Report only how many lines of the records contain the word "fire".

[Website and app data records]

+++

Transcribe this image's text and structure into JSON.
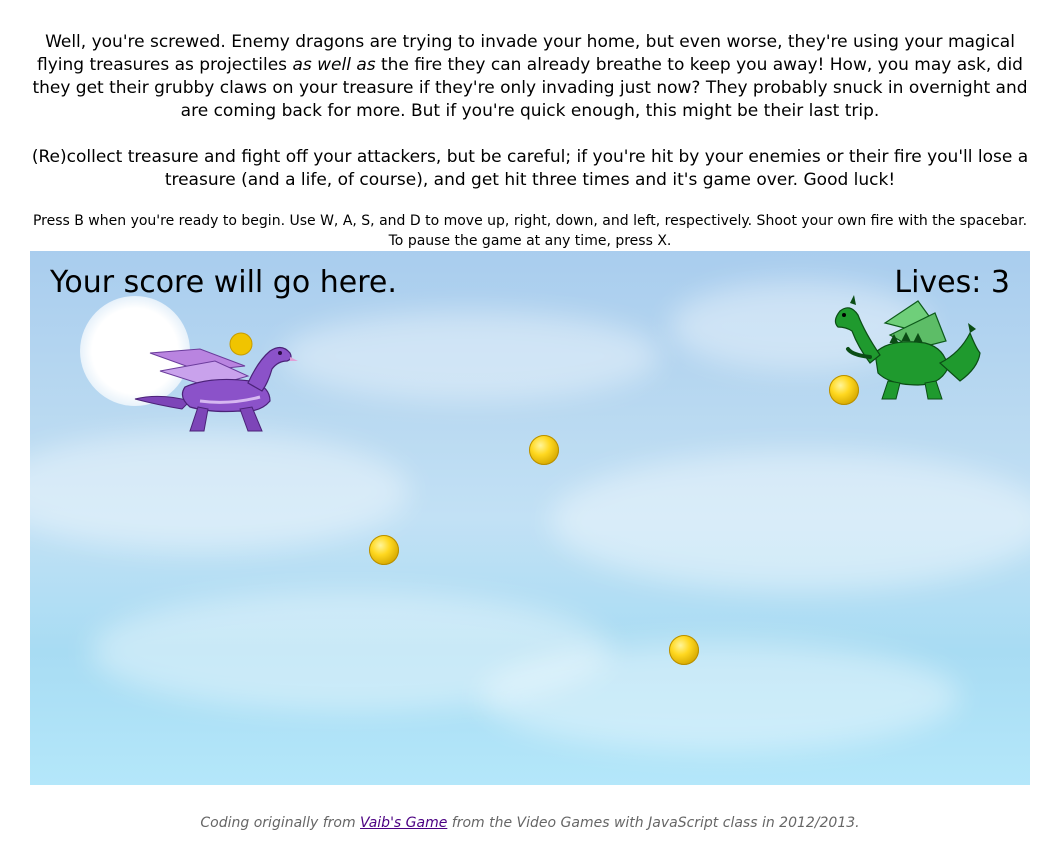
{
  "intro": {
    "p1_before": "Well, you're screwed. Enemy dragons are trying to invade your home, but even worse, they're using your magical flying treasures as projectiles ",
    "p1_emphasis": "as well as",
    "p1_after": " the fire they can already breathe to keep you away! How, you may ask, did they get their grubby claws on your treasure if they're only invading just now? They probably snuck in overnight and are coming back for more. But if you're quick enough, this might be their last trip.",
    "p2": "(Re)collect treasure and fight off your attackers, but be careful; if you're hit by your enemies or their fire you'll lose a treasure (and a life, of course), and get hit three times and it's game over. Good luck!",
    "p3": "Press B when you're ready to begin. Use W, A, S, and D to move up, right, down, and left, respectively. Shoot your own fire with the spacebar. To pause the game at any time, press X."
  },
  "game": {
    "score_text": "Your score will go here.",
    "lives_text": "Lives: 3",
    "player": {
      "name": "purple-dragon",
      "color": "#8b52c9"
    },
    "enemy": {
      "name": "green-dragon",
      "color": "#1f9a2e"
    },
    "coin_color": "#f2c500",
    "coins": 5
  },
  "footer": {
    "before": "Coding originally from ",
    "link_text": "Vaib's Game",
    "after": " from the Video Games with JavaScript class in 2012/2013."
  }
}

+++

Solution for this problem
3